IMTS is our go-to, one-stop shop to look at ways to keep our scrap rate low and improve our lead time,” says Lyford. “IMTS is a great place to find equipment where you can see technology that will allow you to combine two or three steps of your operation. It might be a capital outlay, but it reduces cost if you've lowered your lead time.”
As an example, he points out hobbing machines from Helios Gear Products (formerly Koepfer, equipped with automated load/unload capabilities, as well as an Okuma lathe equipped with a FANUC arm for automated load/unload. At IMTS, Lyford wants to understand how cobots could help automate running machines with an intermediate parts volume, learn how additive manufacturing could consolidate operations, and search for cylindrical OD/ID grinding systems with non-round capabilities in one machine.
Consolidation of operations is important because it allows you to reduce lead time and further leverage the efficiency of your human capital, says Lyford.
The cost savings on the back end will outweigh the upfront CapEx spend.

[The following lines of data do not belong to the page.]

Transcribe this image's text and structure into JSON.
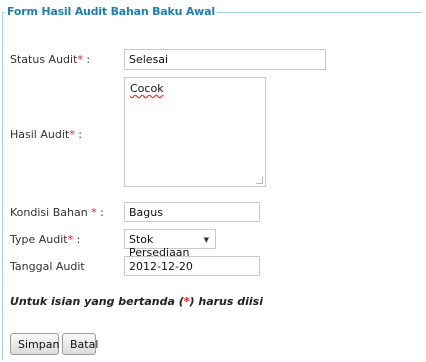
{
  "form": {
    "legend": "Form Hasil Audit Bahan Baku Awal",
    "status": {
      "label": "Status Audit",
      "colon": " :",
      "value": "Selesai"
    },
    "hasil": {
      "label": "Hasil Audit",
      "colon": " :",
      "value": "Cocok"
    },
    "kondisi": {
      "label": "Kondisi Bahan ",
      "colon": " :",
      "value": "Bagus"
    },
    "type": {
      "label": "Type Audit",
      "colon": " :",
      "value": "Stok Persediaan"
    },
    "tanggal": {
      "label": "Tanggal Audit",
      "value": "2012-12-20"
    },
    "required_mark": "*",
    "note_prefix": "Untuk isian yang bertanda (",
    "note_mark": "*",
    "note_suffix": ") harus diisi"
  },
  "buttons": {
    "save": "Simpan",
    "cancel": "Batal"
  },
  "colors": {
    "accent": "#1f7fb3",
    "required": "#e02020",
    "border": "#a9d0dc"
  }
}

You boost productivity without adding people, and that further drives you to further invest in technology. We find IMTS to be the perfect place to look for a solution such as that.